New York City was first with it’s No-Idling laws, but the UK, it seems, won’t settle for #2.
Unless of course it’s the #2 (Human waste) that just happens to be fueling the first-of-its-kind city bus. The 40-seater Bio-Bus runs on fuel generated from treated sewage and food waste and helps improve urban air quality as it produces fewer emissions than traditional diesel engines. The bus can travel up to 200 miles on a full tank of gas generated at Bristol sewage treatment works – a plant run by GENeco, a subsidiary of Wessex Water. Up to 10,000 passengers are expected to travel on the Bio-Bus each month.
It’s not petrol, bio-diesel or natural gas. It’s Biomethane, and can even be used to power up to 8,500 homes, and although the bus’s graphics seem to imply it’s a moving shitter, the fuel is actually a product of Bristol sewage treatment, which treats around 75 million cubic meters of sewage waste and 35,000 tons of food waste through a process known as anaerobic digestion. The waste is collected from households, supermarkets and food manufacturers every year.

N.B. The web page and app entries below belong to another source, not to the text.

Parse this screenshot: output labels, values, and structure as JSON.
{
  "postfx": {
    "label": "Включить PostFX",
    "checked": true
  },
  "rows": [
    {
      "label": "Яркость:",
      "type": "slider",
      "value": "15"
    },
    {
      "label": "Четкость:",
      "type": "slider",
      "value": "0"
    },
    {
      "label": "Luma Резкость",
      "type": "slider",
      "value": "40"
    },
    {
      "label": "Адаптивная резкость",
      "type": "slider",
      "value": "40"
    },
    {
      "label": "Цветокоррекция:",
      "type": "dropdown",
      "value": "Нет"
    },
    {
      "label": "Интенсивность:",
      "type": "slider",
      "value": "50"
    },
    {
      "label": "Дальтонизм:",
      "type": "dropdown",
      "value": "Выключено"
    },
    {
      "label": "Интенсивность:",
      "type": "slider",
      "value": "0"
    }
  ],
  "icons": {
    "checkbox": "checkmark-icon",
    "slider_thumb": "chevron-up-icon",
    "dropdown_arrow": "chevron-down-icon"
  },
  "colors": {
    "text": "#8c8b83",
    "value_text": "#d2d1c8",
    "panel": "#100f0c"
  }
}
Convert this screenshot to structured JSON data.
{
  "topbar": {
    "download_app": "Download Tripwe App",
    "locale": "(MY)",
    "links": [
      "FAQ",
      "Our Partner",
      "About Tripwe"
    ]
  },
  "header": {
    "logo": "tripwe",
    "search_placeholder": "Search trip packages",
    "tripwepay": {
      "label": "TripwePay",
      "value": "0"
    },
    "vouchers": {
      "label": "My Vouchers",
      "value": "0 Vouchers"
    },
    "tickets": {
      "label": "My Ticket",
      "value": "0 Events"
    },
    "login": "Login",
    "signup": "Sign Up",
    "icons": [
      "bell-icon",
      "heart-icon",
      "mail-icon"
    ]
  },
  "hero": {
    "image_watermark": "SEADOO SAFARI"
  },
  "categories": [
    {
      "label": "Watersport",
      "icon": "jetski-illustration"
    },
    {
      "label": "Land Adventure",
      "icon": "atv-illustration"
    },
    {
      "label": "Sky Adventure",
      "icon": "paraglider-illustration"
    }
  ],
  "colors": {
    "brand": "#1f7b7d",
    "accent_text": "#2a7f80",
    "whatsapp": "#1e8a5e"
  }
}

“GENeco Bio-Bus is an excellent demonstration of biomethane’s unique benefits; decarbonizing areas other renewables can’t reach,” says Charlotte Morton, chief executive of the Anaerobic Digestion & Bioresources Association (@adbioresources). “A home-generated green gas, biomethane is capable of replacing around 10% of the UKs domestic gas needs and is currently the only renewable fuel available for HGVs.
Although the Bio-Bus is new, in 2010, GENeco powered a car on biomethane produced during the sewage treatment process. The Bio-Bug was used in various trials to see how viable it was to power a vehicle on sewage gas.